▶ Problem to solve: Print every entry below exactly, leaving out the pictures.

Collected data

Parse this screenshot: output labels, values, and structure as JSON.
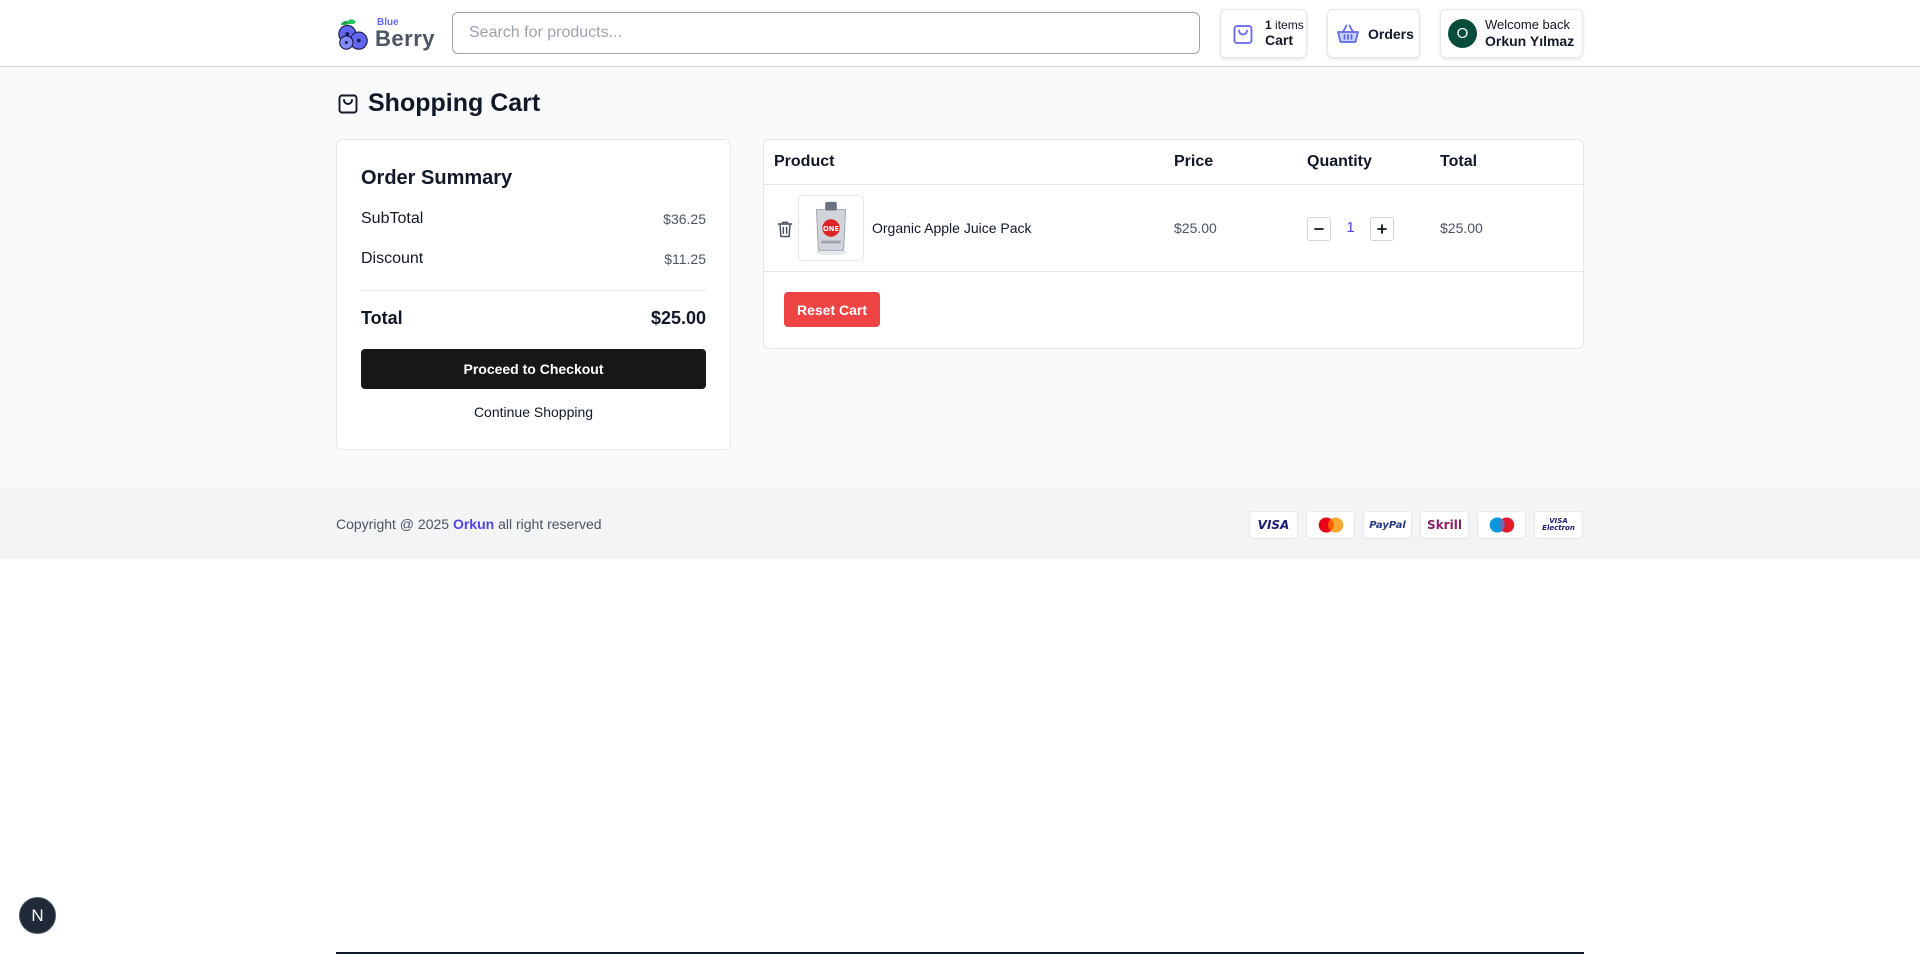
{
  "brand": {
    "small": "Blue",
    "big": "Berry"
  },
  "search": {
    "placeholder": "Search for products..."
  },
  "header": {
    "cart": {
      "count": "1",
      "count_suffix": " items",
      "label": "Cart"
    },
    "orders": {
      "label": "Orders"
    },
    "user": {
      "initial": "O",
      "welcome": "Welcome back",
      "name": "Orkun Yılmaz"
    }
  },
  "page": {
    "title": "Shopping Cart"
  },
  "summary": {
    "title": "Order Summary",
    "subtotal_label": "SubTotal",
    "subtotal_value": "$36.25",
    "discount_label": "Discount",
    "discount_value": "$11.25",
    "total_label": "Total",
    "total_value": "$25.00",
    "checkout_label": "Proceed to Checkout",
    "continue_label": "Continue Shopping"
  },
  "cart_table": {
    "headers": [
      "Product",
      "Price",
      "Quantity",
      "Total"
    ],
    "rows": [
      {
        "product": "Organic Apple Juice Pack",
        "price": "$25.00",
        "quantity": "1",
        "total": "$25.00",
        "thumb_text": "ONE"
      }
    ],
    "reset_label": "Reset Cart"
  },
  "footer": {
    "copyright_prefix": "Copyright @ 2025 ",
    "copyright_link": "Orkun",
    "copyright_suffix": " all right reserved",
    "payments": [
      "VISA",
      "mastercard",
      "PayPal",
      "Skrill",
      "Maestro",
      "VISA Electron"
    ],
    "payment_texts": {
      "visa": "VISA",
      "paypal": "PayPal",
      "skrill": "Skrill",
      "electron_top": "VISA",
      "electron_bottom": "Electron"
    }
  },
  "devtools": {
    "badge": "N"
  },
  "colors": {
    "accent": "#4f46e5",
    "danger": "#ef4444",
    "dark": "#171717",
    "avatar": "#064e3b"
  }
}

▶ Exercise result:
Parse this screenshot: output labels, values, and structure as JSON.
{
  "brand": {
    "small": "Blue",
    "big": "Berry"
  },
  "search": {
    "placeholder": "Search for products..."
  },
  "header": {
    "cart": {
      "count": "1",
      "count_suffix": " items",
      "label": "Cart"
    },
    "orders": {
      "label": "Orders"
    },
    "user": {
      "initial": "O",
      "welcome": "Welcome back",
      "name": "Orkun Yılmaz"
    }
  },
  "page": {
    "title": "Shopping Cart"
  },
  "summary": {
    "title": "Order Summary",
    "subtotal_label": "SubTotal",
    "subtotal_value": "$36.25",
    "discount_label": "Discount",
    "discount_value": "$11.25",
    "total_label": "Total",
    "total_value": "$25.00",
    "checkout_label": "Proceed to Checkout",
    "continue_label": "Continue Shopping"
  },
  "cart_table": {
    "headers": [
      "Product",
      "Price",
      "Quantity",
      "Total"
    ],
    "rows": [
      {
        "product": "Organic Apple Juice Pack",
        "price": "$25.00",
        "quantity": "1",
        "total": "$25.00",
        "thumb_text": "ONE"
      }
    ],
    "reset_label": "Reset Cart"
  },
  "footer": {
    "copyright_prefix": "Copyright @ 2025 ",
    "copyright_link": "Orkun",
    "copyright_suffix": " all right reserved",
    "payments": [
      "VISA",
      "mastercard",
      "PayPal",
      "Skrill",
      "Maestro",
      "VISA Electron"
    ],
    "payment_texts": {
      "visa": "VISA",
      "paypal": "PayPal",
      "skrill": "Skrill",
      "electron_top": "VISA",
      "electron_bottom": "Electron"
    }
  },
  "devtools": {
    "badge": "N"
  },
  "colors": {
    "accent": "#4f46e5",
    "danger": "#ef4444",
    "dark": "#171717",
    "avatar": "#064e3b"
  }
}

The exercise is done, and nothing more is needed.